Probiotics: An evolutionary point of view of why and how they are good for you
We Homo sapiens are comprised of more bacterial cells than human cells, and this number of microorganisms have co-evolved with us in such a way that we delegated many metabolic functions to our microscopic partners.

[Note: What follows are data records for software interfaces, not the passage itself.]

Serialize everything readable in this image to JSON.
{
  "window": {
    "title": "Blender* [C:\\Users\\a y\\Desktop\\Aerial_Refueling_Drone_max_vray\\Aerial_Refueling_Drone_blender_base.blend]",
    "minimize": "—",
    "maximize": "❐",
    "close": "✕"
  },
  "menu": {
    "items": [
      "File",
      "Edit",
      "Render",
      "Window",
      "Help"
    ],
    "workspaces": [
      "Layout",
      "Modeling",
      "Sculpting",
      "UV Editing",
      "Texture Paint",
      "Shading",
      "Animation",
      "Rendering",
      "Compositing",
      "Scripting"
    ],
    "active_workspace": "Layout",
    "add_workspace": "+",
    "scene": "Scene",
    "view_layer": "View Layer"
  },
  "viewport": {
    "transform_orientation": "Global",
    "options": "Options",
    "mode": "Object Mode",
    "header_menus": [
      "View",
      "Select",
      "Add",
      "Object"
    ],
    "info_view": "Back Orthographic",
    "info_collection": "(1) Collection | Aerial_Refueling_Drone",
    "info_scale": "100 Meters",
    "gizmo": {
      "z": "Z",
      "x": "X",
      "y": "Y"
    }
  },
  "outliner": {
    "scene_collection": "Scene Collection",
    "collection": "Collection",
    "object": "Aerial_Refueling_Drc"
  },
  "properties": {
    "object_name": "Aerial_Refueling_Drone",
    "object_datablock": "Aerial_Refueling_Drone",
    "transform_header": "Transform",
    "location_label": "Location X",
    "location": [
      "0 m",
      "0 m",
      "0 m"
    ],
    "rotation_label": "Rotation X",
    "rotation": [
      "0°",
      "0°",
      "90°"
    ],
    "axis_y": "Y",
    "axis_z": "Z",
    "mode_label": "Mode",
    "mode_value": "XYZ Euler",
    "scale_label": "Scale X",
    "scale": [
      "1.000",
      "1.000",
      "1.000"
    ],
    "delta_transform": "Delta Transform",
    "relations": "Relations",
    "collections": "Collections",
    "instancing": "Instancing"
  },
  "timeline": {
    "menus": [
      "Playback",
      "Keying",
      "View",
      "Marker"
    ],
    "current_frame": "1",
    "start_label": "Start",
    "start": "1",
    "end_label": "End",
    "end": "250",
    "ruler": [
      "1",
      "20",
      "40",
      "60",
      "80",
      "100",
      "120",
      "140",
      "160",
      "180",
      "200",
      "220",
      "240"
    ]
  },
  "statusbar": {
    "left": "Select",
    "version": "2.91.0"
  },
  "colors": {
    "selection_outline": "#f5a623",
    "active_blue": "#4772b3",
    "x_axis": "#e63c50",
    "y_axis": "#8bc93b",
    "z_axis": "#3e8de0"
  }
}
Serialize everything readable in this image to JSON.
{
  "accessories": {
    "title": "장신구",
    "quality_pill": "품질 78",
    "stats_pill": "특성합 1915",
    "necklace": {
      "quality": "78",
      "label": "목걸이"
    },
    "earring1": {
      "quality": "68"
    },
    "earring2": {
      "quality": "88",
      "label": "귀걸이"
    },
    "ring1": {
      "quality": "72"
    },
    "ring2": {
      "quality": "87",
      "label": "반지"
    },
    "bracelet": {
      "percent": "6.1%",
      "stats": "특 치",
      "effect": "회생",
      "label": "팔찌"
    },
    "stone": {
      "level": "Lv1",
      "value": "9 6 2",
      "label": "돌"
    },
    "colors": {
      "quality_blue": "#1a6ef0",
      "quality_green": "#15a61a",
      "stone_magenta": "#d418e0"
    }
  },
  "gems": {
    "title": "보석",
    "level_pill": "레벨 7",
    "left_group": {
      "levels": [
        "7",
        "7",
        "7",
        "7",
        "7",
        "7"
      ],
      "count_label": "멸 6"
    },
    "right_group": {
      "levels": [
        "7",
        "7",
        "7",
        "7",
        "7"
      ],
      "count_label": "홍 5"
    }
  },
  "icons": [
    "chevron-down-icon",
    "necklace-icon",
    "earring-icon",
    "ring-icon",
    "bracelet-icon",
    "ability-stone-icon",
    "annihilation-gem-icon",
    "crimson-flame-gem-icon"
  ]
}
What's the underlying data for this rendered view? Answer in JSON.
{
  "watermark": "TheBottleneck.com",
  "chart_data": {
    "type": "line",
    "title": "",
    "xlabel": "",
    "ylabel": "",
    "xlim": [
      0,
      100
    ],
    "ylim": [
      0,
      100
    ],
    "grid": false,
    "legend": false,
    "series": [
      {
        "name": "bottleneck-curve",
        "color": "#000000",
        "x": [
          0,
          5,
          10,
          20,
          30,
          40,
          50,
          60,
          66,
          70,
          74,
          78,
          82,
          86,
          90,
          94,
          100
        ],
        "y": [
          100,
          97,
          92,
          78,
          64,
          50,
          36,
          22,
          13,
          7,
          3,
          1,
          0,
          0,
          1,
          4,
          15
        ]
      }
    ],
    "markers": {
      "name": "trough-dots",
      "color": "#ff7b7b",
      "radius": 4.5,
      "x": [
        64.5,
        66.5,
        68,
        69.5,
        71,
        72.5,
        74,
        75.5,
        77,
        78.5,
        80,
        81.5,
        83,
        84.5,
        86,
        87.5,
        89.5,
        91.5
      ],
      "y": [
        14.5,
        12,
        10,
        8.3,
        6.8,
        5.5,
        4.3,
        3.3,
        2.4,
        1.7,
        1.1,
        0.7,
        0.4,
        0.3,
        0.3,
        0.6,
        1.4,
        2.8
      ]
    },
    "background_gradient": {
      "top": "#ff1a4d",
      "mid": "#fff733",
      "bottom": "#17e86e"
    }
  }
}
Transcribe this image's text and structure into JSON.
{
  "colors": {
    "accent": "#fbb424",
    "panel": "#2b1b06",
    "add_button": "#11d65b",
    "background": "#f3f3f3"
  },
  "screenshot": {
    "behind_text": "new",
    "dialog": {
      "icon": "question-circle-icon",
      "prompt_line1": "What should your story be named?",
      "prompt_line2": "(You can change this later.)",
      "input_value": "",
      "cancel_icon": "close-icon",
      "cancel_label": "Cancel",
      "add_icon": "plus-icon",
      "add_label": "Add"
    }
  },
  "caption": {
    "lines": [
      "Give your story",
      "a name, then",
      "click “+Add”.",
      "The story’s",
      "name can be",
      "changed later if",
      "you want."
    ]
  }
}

The arrival of modern world perturbators have modified the balance and caused a spread of dysbiosis and its many related disorders and civilization diseases.
It is in this context that probiotics have gained in popularity, thanks to the possibility of re-introducing lost functions.
That probiotics are good for you is true by definition: the definition of probiotics by the Food and Agriculture Organization of the United Nations (FAO) and the World Health Organization (WHO) is “live microorganisms that, when administered in adequate amounts, confer a health benefit to the host”. Nowadays, studies are multiplying to show that microorganisms are beneficial for a huge array of health indications, ranging from the most well-known aspects of digestive health to the fascinating area of the gut-brain axis, through the established but regulation-challenged vaginal sphere benefit, but also increasingly recognized in relation to cardiovascular health, auto-immune diseases and even have an effect on survival rates in patients with cancer (1, 2). How is it that bacteria can affect such different aspects of our health?
First, we need to consider bacteria as a huge part of us. In fact, recent estimates suggest our body is comprised of more microorganism cells than our own human cells (38 to 30 trillion) (3). When you look at gene numbers, their supremacy is even more obvious: we Homo sapiens have about 23 000 genes while the bacteria we c ...